Justin pruning

Horticulturist Justin Nichols pruning an apple tree

Justin took advantage of this warmer weather to get out and perform structural pruning on the apple trees between the Café Terrace and the Children’s Garden. This time of year allows him to see the structure of the trees and perform the vital cuts to promote good structure and redirect growth.

-Rodney

Cleaver Event Lawn and Garden

Friday, December 21st, 2012

North Entry to the Cleaver Event Lawn and Garden

Our Senior Horticulturalist, Dick Zieg, has been feverishly looking through plant catalogs the past couple of weeks searching for new plants and ideas to enhance the gardens of the Cleaver Event Lawn and Garden. This is the area that surrounds the open panel of turf above the Lerner Garden of the Five Senses. 

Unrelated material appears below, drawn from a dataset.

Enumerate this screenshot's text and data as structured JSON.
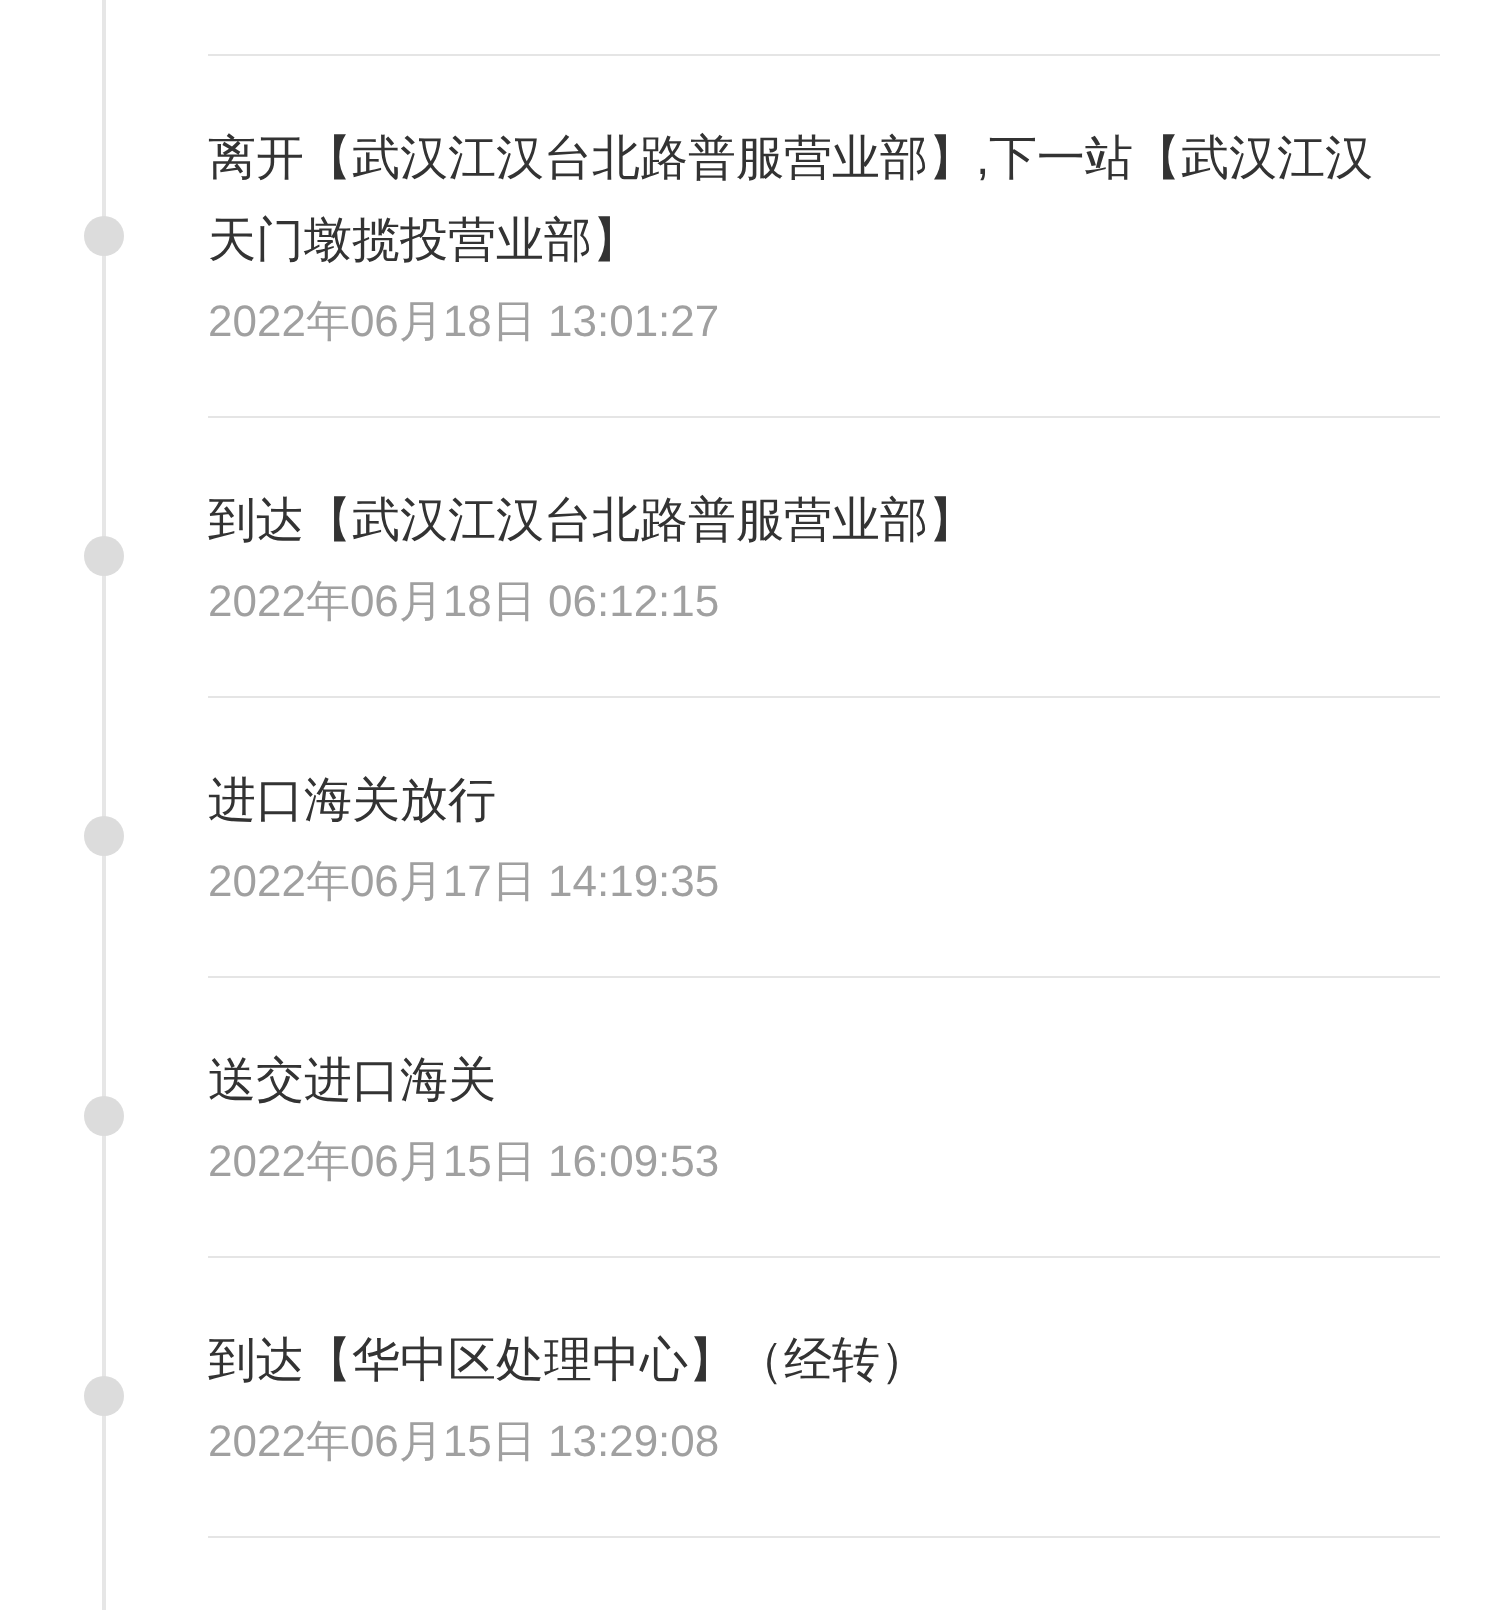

Dick explains some of the changes he plans to make in 2013

Dick is the primary gardener for this area and he wanted to provide some new horticultural displays for 2013. A month ago, I sent him some images of the mixed borders at Great Dixter in East Sussex, England; and this lit a fuse with Dick. He has picked out a nice array of new plants to mix into the existing plantings. Just a sampling of new plants he has picked out includes Liquidambar styraciflua ‘Slender Silhouette,’ Hibiscus ‘Pink Elephant,’ and Clematis ‘Wildfire.’

 

 

 

Be sure to walk around the gardens surrounding the Cleaver Event Lawn  this summer and see all of Dick’s improvements. – Rodney

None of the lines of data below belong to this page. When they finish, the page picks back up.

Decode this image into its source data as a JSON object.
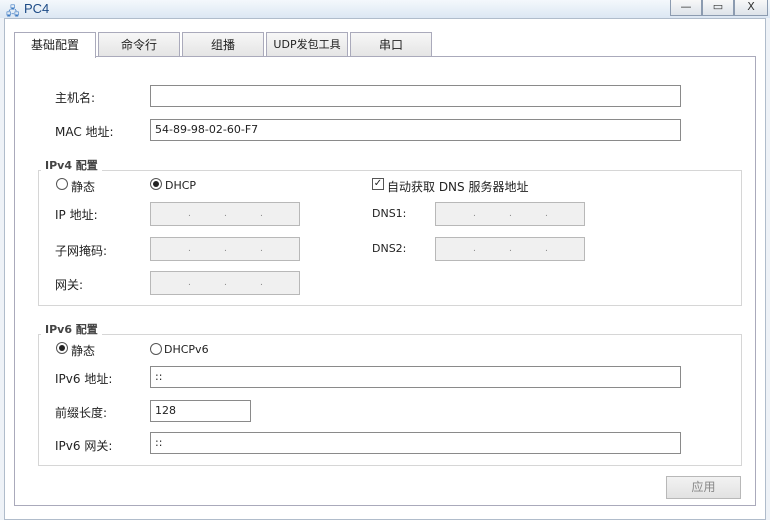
{
  "window": {
    "title": "PC4",
    "minimize": "—",
    "maximize": "▭",
    "close": "X"
  },
  "tabs": [
    "基础配置",
    "命令行",
    "组播",
    "UDP发包工具",
    "串口"
  ],
  "basic": {
    "hostname_label": "主机名:",
    "hostname_value": "",
    "mac_label": "MAC 地址:",
    "mac_value": "54-89-98-02-60-F7"
  },
  "ipv4": {
    "title": "IPv4 配置",
    "static_label": "静态",
    "dhcp_label": "DHCP",
    "mode": "DHCP",
    "auto_dns_label": "自动获取 DNS 服务器地址",
    "auto_dns_checked": true,
    "ip_label": "IP 地址:",
    "mask_label": "子网掩码:",
    "gateway_label": "网关:",
    "dns1_label": "DNS1:",
    "dns2_label": "DNS2:",
    "dot": "."
  },
  "ipv6": {
    "title": "IPv6 配置",
    "static_label": "静态",
    "dhcp_label": "DHCPv6",
    "mode": "静态",
    "ip_label": "IPv6 地址:",
    "ip_value": "::",
    "prefix_label": "前缀长度:",
    "prefix_value": "128",
    "gateway_label": "IPv6 网关:",
    "gateway_value": "::"
  },
  "apply_label": "应用"
}
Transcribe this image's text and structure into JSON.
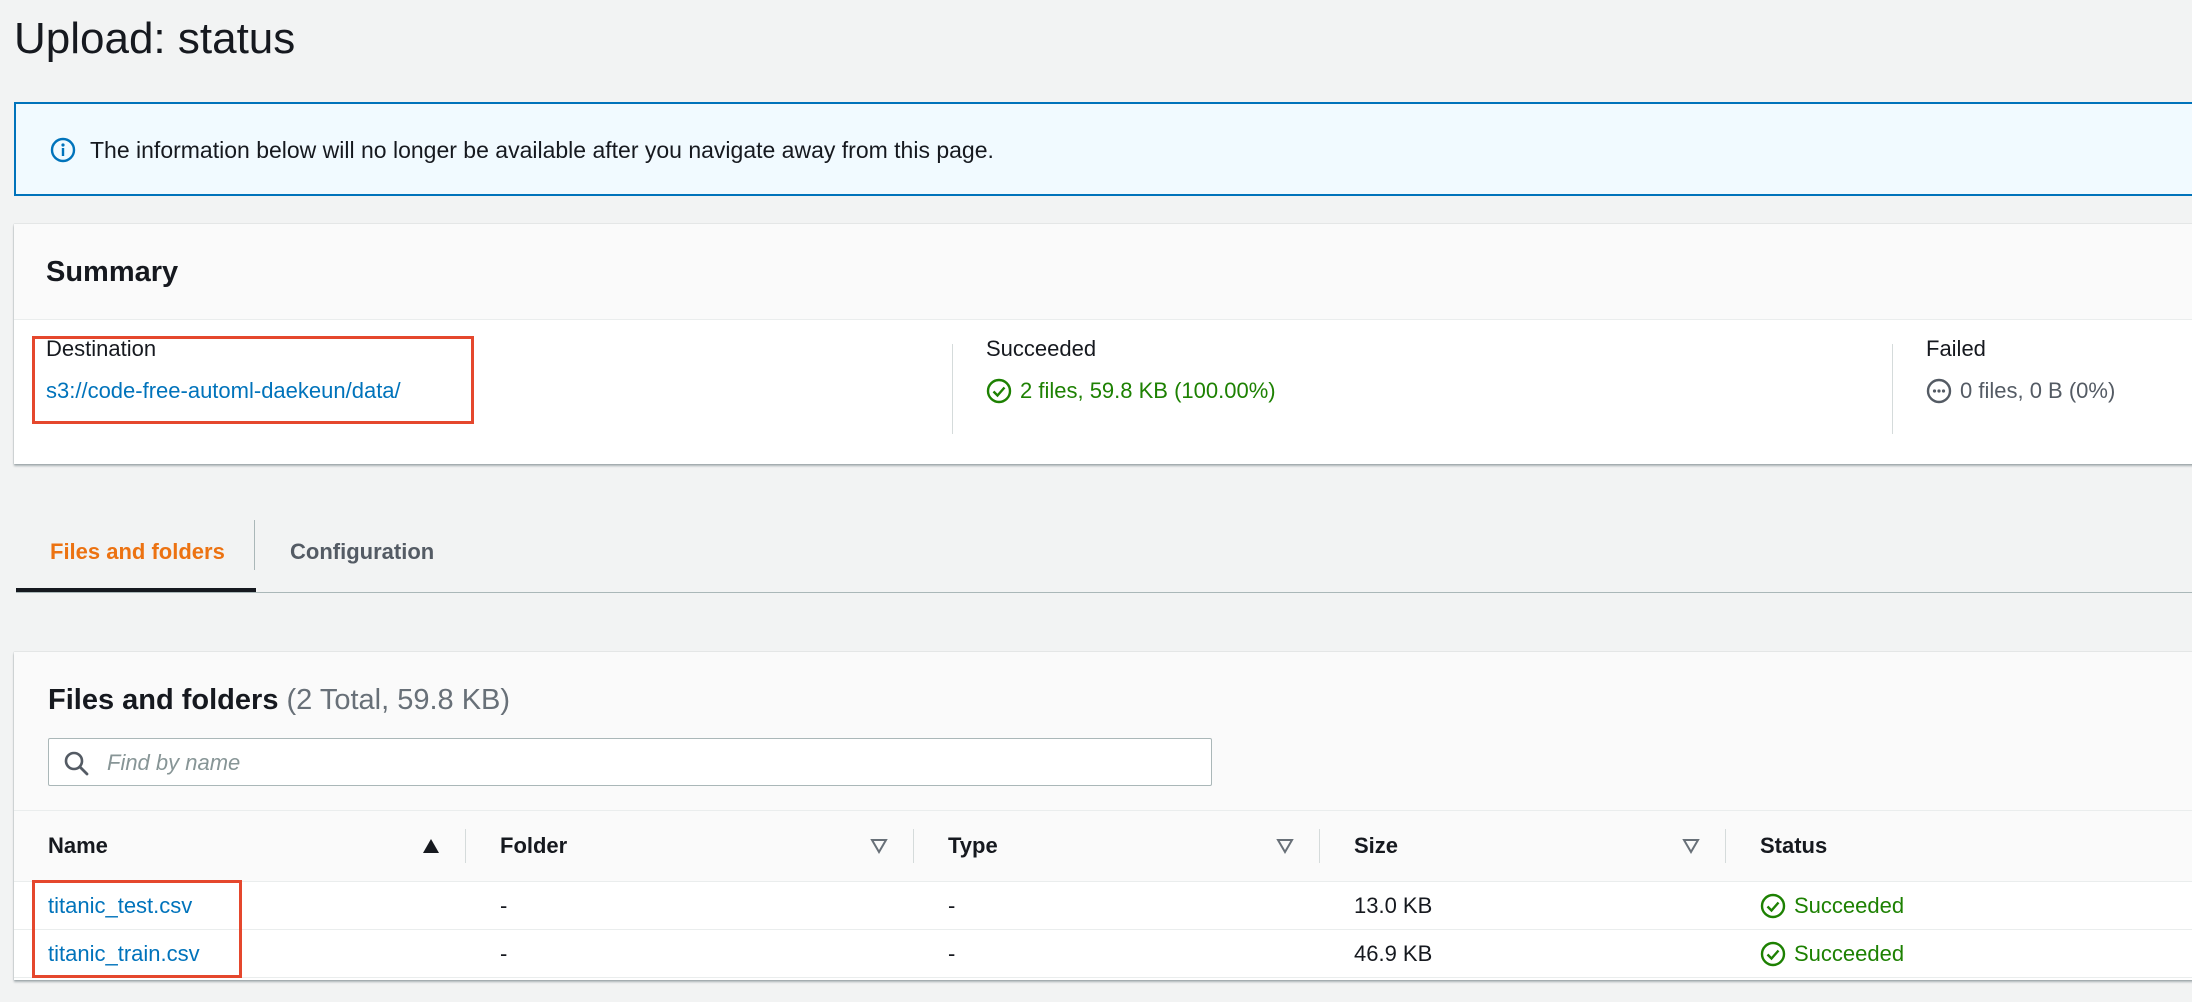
{
  "page": {
    "title": "Upload: status"
  },
  "banner": {
    "text": "The information below will no longer be available after you navigate away from this page."
  },
  "summary": {
    "title": "Summary",
    "destination_label": "Destination",
    "destination_value": "s3://code-free-automl-daekeun/data/",
    "succeeded_label": "Succeeded",
    "succeeded_value": "2 files, 59.8 KB (100.00%)",
    "failed_label": "Failed",
    "failed_value": "0 files, 0 B (0%)"
  },
  "tabs": [
    {
      "label": "Files and folders",
      "active": true
    },
    {
      "label": "Configuration",
      "active": false
    }
  ],
  "files": {
    "title": "Files and folders",
    "count": "(2 Total, 59.8 KB)",
    "search_placeholder": "Find by name",
    "columns": [
      "Name",
      "Folder",
      "Type",
      "Size",
      "Status"
    ],
    "rows": [
      {
        "name": "titanic_test.csv",
        "folder": "-",
        "type": "-",
        "size": "13.0 KB",
        "status": "Succeeded"
      },
      {
        "name": "titanic_train.csv",
        "folder": "-",
        "type": "-",
        "size": "46.9 KB",
        "status": "Succeeded"
      }
    ]
  },
  "colors": {
    "accent": "#ec7211",
    "link": "#0073bb",
    "success": "#1d8102",
    "highlight": "#e5472d",
    "info_border": "#0073bb"
  },
  "icons": {
    "info": "info-icon",
    "success": "check-circle-icon",
    "failed": "dots-circle-icon",
    "search": "search-icon",
    "sort_asc": "caret-up-icon",
    "sort_none": "caret-down-outline-icon"
  }
}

Images by: Dick Zieg, Rodney Eason, Sugarcreek Gardens, Sooner Plant Farm, and ornamental-trees.co.uk

Coastal Maine Botanical Gardens Winter Work

Friday, December 14th, 2012

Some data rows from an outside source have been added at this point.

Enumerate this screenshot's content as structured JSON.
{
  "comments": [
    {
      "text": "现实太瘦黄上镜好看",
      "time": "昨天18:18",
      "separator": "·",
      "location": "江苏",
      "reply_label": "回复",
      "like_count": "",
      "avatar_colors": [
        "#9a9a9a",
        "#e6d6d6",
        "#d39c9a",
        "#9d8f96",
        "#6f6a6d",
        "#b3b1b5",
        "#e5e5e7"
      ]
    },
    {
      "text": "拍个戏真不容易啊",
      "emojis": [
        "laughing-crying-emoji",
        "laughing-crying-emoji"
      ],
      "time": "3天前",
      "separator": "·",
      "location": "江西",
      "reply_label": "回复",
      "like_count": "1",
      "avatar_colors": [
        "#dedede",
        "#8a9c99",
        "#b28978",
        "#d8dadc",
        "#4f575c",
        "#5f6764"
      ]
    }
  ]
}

Throughout the winter, we thought it would be great to share with all of our visitors what we do once the perennials are dormant and Jack Frost moves into his winter home on the Boothbay peninsula. This is the first of weekly updates showing you some of the improvements we have on the boards in the Gardens. Hopefully, when you and spring come back to the Gardens, you will be able to notice the fruits of our labors.

The first update is about Justin’s trail improvement work down along the Back River. Thanks to a grant from the Fields Pond Foundation, Justin is able to continue improving the trails on the Gardens’ property. He was also able to attend a workshop on best management practices for trail building this fall, which was coordinated and taught by the Maine Forest Service. He is using knowledge and techniques gained from this workshop directly on the trail improvement.

Justin is focusing our trail improvements on the Huckleberry Cove Trail. This trail runs south along the shoreline of the Back River from the Vayo Meditation Garden along the gorgeous ledge outcrop. If you have yet to walk down this trail, be sure to check it out this spring. When the trail was initially constructed, a layer of landscape fabric was used under the walkway mulch. Over time, we noticed that the fabric did not provide a rough enough surface for the mulch to “grab” onto. The walkway appeared that it was cracking in places, and in other locations you could even see the black landscape fabric.

Justin surveying his work

Justin surveying his work

What Justin did this past week was to initially scrape away the top layer of walkway mulch. Then he pulled away the landscape fabric, which we are hoping to reuse in other areas of the property. Justin is using smaller equipment and hand tools to create as little impact on the surrounding forest as possible. The mulch is scraped back by using a compact, track loader called a Toro Dingo (see above). By using a loader on tracks, the weight of the machine is spread out over a greater surface area, which causes less disturbance and compaction. Justin is hauling excess material out of the trail area with a small Kubota all-terrain vehicle. If you have been to the Gardens, you probably have noticed our staff moving about in these useful machines.

If Justin gets near a tree root, he parks the Dingo and finishes the excavation using a shovel and rake. It can be hard work, but Justin loves the fact that it keeps him warm on these colder days.

Area pulled away by Dingo

Area pulled away by Dingo

Next week, Justin will begin resurfacing the pathway with a walkway mulch we use called Superhumus. I will provide an update on the resurfacing next week. – Rodney